Record excerpts section start
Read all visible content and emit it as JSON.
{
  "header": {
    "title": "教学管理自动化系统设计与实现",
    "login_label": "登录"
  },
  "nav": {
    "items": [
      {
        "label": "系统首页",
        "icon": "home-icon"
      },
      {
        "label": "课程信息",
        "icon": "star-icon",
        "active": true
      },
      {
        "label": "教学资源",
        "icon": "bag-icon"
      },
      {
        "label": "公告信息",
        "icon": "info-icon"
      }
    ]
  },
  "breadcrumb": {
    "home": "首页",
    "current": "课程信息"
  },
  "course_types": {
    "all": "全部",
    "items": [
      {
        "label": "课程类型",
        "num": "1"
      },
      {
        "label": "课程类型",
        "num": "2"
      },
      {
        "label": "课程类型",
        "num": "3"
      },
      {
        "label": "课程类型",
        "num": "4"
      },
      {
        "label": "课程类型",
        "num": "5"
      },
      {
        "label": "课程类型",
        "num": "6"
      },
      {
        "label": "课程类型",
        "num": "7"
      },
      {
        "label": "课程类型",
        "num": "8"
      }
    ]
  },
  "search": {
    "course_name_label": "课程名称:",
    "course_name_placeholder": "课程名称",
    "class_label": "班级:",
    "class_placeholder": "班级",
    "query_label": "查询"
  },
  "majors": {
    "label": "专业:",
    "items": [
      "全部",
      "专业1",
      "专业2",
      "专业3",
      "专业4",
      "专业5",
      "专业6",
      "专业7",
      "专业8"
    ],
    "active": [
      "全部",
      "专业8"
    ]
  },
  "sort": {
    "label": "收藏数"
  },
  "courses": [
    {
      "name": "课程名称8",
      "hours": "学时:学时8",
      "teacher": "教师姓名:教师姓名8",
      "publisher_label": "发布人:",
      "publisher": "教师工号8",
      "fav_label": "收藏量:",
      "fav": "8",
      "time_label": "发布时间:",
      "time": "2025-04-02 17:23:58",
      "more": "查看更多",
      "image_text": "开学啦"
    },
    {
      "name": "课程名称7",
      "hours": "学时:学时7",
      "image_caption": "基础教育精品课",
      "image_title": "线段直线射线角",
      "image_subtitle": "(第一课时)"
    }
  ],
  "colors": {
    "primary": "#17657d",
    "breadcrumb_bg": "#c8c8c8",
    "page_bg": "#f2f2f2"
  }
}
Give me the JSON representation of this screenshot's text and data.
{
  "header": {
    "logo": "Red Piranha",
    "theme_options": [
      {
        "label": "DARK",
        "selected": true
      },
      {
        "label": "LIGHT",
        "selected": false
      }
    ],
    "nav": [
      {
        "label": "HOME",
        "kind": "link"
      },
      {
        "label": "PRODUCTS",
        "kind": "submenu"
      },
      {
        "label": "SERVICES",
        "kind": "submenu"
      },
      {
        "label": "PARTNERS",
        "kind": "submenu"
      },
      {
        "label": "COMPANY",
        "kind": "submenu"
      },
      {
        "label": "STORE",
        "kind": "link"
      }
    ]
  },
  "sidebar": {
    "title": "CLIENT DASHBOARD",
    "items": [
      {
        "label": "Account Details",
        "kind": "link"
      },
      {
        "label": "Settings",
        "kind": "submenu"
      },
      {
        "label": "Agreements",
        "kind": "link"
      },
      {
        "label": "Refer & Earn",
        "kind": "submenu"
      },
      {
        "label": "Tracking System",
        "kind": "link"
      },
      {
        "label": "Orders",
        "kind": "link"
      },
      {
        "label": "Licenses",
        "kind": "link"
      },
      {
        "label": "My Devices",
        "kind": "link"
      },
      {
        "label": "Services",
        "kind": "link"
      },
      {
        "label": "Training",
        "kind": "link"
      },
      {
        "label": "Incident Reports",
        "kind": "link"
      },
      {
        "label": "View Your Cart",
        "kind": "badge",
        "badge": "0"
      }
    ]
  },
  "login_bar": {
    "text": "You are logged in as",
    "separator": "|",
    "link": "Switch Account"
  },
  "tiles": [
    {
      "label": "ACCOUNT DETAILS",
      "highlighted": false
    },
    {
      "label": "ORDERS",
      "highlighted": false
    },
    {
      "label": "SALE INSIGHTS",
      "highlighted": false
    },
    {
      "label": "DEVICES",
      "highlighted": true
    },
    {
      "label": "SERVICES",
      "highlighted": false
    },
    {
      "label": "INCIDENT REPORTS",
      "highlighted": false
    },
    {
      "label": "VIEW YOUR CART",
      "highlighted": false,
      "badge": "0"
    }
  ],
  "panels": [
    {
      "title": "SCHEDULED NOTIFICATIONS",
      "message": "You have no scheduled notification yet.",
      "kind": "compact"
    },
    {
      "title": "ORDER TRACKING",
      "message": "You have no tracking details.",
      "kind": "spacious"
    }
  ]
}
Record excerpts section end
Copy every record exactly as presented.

Read all visible content and emit it as JSON.
{
  "header": {
    "title": "教学管理自动化系统设计与实现",
    "login_label": "登录"
  },
  "nav": {
    "items": [
      {
        "label": "系统首页",
        "icon": "home-icon"
      },
      {
        "label": "课程信息",
        "icon": "star-icon",
        "active": true
      },
      {
        "label": "教学资源",
        "icon": "bag-icon"
      },
      {
        "label": "公告信息",
        "icon": "info-icon"
      }
    ]
  },
  "breadcrumb": {
    "home": "首页",
    "current": "课程信息"
  },
  "course_types": {
    "all": "全部",
    "items": [
      {
        "label": "课程类型",
        "num": "1"
      },
      {
        "label": "课程类型",
        "num": "2"
      },
      {
        "label": "课程类型",
        "num": "3"
      },
      {
        "label": "课程类型",
        "num": "4"
      },
      {
        "label": "课程类型",
        "num": "5"
      },
      {
        "label": "课程类型",
        "num": "6"
      },
      {
        "label": "课程类型",
        "num": "7"
      },
      {
        "label": "课程类型",
        "num": "8"
      }
    ]
  },
  "search": {
    "course_name_label": "课程名称:",
    "course_name_placeholder": "课程名称",
    "class_label": "班级:",
    "class_placeholder": "班级",
    "query_label": "查询"
  },
  "majors": {
    "label": "专业:",
    "items": [
      "全部",
      "专业1",
      "专业2",
      "专业3",
      "专业4",
      "专业5",
      "专业6",
      "专业7",
      "专业8"
    ],
    "active": [
      "全部",
      "专业8"
    ]
  },
  "sort": {
    "label": "收藏数"
  },
  "courses": [
    {
      "name": "课程名称8",
      "hours": "学时:学时8",
      "teacher": "教师姓名:教师姓名8",
      "publisher_label": "发布人:",
      "publisher": "教师工号8",
      "fav_label": "收藏量:",
      "fav": "8",
      "time_label": "发布时间:",
      "time": "2025-04-02 17:23:58",
      "more": "查看更多",
      "image_text": "开学啦"
    },
    {
      "name": "课程名称7",
      "hours": "学时:学时7",
      "image_caption": "基础教育精品课",
      "image_title": "线段直线射线角",
      "image_subtitle": "(第一课时)"
    }
  ],
  "colors": {
    "primary": "#17657d",
    "breadcrumb_bg": "#c8c8c8",
    "page_bg": "#f2f2f2"
  }
}
Give me the JSON representation of this screenshot's text and data.
{
  "header": {
    "logo": "Red Piranha",
    "theme_options": [
      {
        "label": "DARK",
        "selected": true
      },
      {
        "label": "LIGHT",
        "selected": false
      }
    ],
    "nav": [
      {
        "label": "HOME",
        "kind": "link"
      },
      {
        "label": "PRODUCTS",
        "kind": "submenu"
      },
      {
        "label": "SERVICES",
        "kind": "submenu"
      },
      {
        "label": "PARTNERS",
        "kind": "submenu"
      },
      {
        "label": "COMPANY",
        "kind": "submenu"
      },
      {
        "label": "STORE",
        "kind": "link"
      }
    ]
  },
  "sidebar": {
    "title": "CLIENT DASHBOARD",
    "items": [
      {
        "label": "Account Details",
        "kind": "link"
      },
      {
        "label": "Settings",
        "kind": "submenu"
      },
      {
        "label": "Agreements",
        "kind": "link"
      },
      {
        "label": "Refer & Earn",
        "kind": "submenu"
      },
      {
        "label": "Tracking System",
        "kind": "link"
      },
      {
        "label": "Orders",
        "kind": "link"
      },
      {
        "label": "Licenses",
        "kind": "link"
      },
      {
        "label": "My Devices",
        "kind": "link"
      },
      {
        "label": "Services",
        "kind": "link"
      },
      {
        "label": "Training",
        "kind": "link"
      },
      {
        "label": "Incident Reports",
        "kind": "link"
      },
      {
        "label": "View Your Cart",
        "kind": "badge",
        "badge": "0"
      }
    ]
  },
  "login_bar": {
    "text": "You are logged in as",
    "separator": "|",
    "link": "Switch Account"
  },
  "tiles": [
    {
      "label": "ACCOUNT DETAILS",
      "highlighted": false
    },
    {
      "label": "ORDERS",
      "highlighted": false
    },
    {
      "label": "SALE INSIGHTS",
      "highlighted": false
    },
    {
      "label": "DEVICES",
      "highlighted": true
    },
    {
      "label": "SERVICES",
      "highlighted": false
    },
    {
      "label": "INCIDENT REPORTS",
      "highlighted": false
    },
    {
      "label": "VIEW YOUR CART",
      "highlighted": false,
      "badge": "0"
    }
  ],
  "panels": [
    {
      "title": "SCHEDULED NOTIFICATIONS",
      "message": "You have no scheduled notification yet.",
      "kind": "compact"
    },
    {
      "title": "ORDER TRACKING",
      "message": "You have no tracking details.",
      "kind": "spacious"
    }
  ]
}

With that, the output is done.